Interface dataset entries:
------------------------------------------------------------------------

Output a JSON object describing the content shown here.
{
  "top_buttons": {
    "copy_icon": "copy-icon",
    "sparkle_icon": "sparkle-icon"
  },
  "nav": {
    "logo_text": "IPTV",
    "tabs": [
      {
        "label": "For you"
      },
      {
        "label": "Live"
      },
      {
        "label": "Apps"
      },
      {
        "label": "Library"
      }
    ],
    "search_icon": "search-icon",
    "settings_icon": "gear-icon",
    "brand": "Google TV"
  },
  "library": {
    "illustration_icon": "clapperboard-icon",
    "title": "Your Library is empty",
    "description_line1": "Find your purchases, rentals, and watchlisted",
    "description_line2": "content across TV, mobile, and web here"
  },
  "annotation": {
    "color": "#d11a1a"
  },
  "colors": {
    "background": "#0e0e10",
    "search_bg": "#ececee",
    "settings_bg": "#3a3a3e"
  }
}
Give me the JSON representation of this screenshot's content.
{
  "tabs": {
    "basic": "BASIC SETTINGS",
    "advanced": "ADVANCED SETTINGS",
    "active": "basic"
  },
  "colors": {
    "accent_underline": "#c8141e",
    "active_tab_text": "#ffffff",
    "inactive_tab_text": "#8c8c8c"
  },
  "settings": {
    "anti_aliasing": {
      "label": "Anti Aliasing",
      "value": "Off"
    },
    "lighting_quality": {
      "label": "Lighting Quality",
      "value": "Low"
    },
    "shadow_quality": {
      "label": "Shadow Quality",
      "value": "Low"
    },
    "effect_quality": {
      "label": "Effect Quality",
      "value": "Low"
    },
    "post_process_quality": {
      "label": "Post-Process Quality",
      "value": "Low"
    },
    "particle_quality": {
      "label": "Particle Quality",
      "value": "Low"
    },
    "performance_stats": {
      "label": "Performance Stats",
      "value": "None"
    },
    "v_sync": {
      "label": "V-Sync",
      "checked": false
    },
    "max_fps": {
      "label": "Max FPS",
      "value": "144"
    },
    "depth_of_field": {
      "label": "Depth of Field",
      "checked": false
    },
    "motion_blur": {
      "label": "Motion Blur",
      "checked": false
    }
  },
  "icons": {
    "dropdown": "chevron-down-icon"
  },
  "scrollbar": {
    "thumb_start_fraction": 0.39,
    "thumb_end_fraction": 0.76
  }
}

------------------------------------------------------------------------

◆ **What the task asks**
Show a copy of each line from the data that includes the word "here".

◆ **Result below**
Output a JSON object describing the content shown here.
    "description_line2": "content across TV, mobile, and web here"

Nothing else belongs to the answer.